Recently, a B.C. based coffee company has apparently been wondering the same thing, though in a slightly different way. Fusion Coffee infuses their beans with some of the same herbs that show up in teas. This week, The Daily Wenzel has been test driving their "Extreme Blend", that contains extracts of ginseng, yerba matte, and guarana, for added boosts of clarity, energy, and concentration (all this plus caffeine). Sadly, we report no insanely creative bursts of anything, though we suspect the recent sub-zero weather, dark skies, and occassional flurries may have more to do with our unusuallyt high degree of lethargy. Tastewise, the coffee is a somewhat lighter roast than our usual espresso flare, definitely sweeter, and took a little work to find the right degree of grind, but even without any supposed benefits, it is a satisfying taste alternative.

Monday, December 03, 2007

A Strong Wind A-Comin'?

The UN Convention on Climate Change starts today in Bali, a two week process searching for a successor to the Kyoto Accord. As with the opening of other such conventions, there seems to be an expectant hush as the world hopes that this time something will happen. Meetings this year, such as those of the Intergovernmental Panel on Climate Change, have brought public opinion one step closer to accepting the need for some kind of dramatic change.

Things began optimistically today, with Australia announcing that they would sign on to the Kyoto Accord, a tacit announcement that they are rejoining the world community. Canada meanwhile is showing it's increasing reluctance to remain a part of this group.

Sunday, December 02, 2007

Music, Music, Everywhere

It's been a long time since we talked music here, and a lot of musical water has passed under the bridge. A few of the notable discs that have stayed resolutely in our players include Feist's The Reminder, alternating as it does between dirgy tunes like "Brandy Alexander" and poppier masterpieces like "1234" (available on seemingly every Apple commercial). A rough and tumble live album, recorded by Tokyo Police Club at the Chicago Lollapalooza stopover, has sparked our enthusiasm for their Saddle Creek full-length, duo out early next year. Similarly, Bassano del Grappa gets voluably excited everytime Stars' In Our Bedroom After the War comes on, speaking passionately about some kind of Dr. Zhivago-esque grand romance movie script locked up inside his head.
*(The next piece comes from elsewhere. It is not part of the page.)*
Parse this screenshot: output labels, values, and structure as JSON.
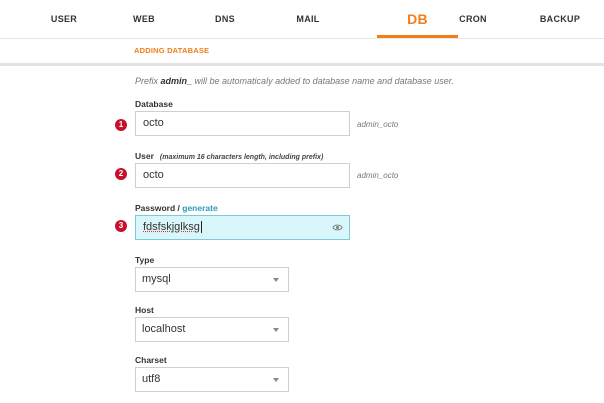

Apparently only Stars hold the key.

Other noteworthy releases include Radiohead's In Rainbows (see earlier post). We finally got around to listening to Bright Eyes' Casadegga to only lukewarm response, but the Broken Social Scene's Introducing Keven Drew has grown somewhat on us.

A charming little surprise came to us in the form of New York anti-folketeer Jeffrey Lewis' acoustic covers of Crass songs entitled, surprising, 12 Crass Songs. Stripped of the screaming vocals, and buzzing guitars, couched in softer tones for more suburban surrounds, Lewis helps us think of a time when we were better (and poorer and more radical) people. Generally we solve this problem by listening to Nico's Chelsea Girls, and just descending into a deeply morose spiral best counter-balanced by more uplifting fare, like Tokyo Police Club.